Smith singled out centurions Adam Voges and Usman Khawaja for praise but noted the entire top order was firing, despite openers David Warner (5) and Joe Burns (0) missing out in Wellington.
"All the guys are working extremely hard to try and have success in all conditions," he said. "I was really pleased with the way our batters performed."
That included Smith, who bounced back from an unproductive ODI series in New Zealand with a knock of 71 when the pressure was on Australia.
The visitors slipped to 2-5 before Smith, Khawaja and Voges steadied.
"It was nice to have that little partnership with Usman. I didn't feel great probably until I got dropped," Smith said.
"That sort of switched me on a little bit and I felt quite comfortable from there, obviously until I got out.
"It was nice to spend a bit of time in the middle and hopefully I'll be better for the run."

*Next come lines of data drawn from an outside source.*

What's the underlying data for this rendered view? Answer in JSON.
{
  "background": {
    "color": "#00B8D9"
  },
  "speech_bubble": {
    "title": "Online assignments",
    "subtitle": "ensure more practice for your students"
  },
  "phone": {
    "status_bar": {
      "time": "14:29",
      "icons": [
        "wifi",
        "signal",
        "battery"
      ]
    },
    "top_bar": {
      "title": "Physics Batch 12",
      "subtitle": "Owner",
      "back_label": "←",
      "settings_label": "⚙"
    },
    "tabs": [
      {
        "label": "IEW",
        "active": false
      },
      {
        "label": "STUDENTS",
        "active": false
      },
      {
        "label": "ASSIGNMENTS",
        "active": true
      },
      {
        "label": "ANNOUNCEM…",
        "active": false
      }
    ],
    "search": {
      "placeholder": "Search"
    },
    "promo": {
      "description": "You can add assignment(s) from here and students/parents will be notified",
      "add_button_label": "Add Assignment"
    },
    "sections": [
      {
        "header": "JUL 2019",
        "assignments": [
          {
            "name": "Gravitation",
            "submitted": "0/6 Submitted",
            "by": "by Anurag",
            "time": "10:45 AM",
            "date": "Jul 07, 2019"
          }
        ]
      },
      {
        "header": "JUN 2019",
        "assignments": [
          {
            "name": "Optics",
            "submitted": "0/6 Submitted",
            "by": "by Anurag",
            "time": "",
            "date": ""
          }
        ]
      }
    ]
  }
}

Australia will reclaim the No.1 Test ranking if they win or draw the second Test, which starts in Christchurch on Saturday.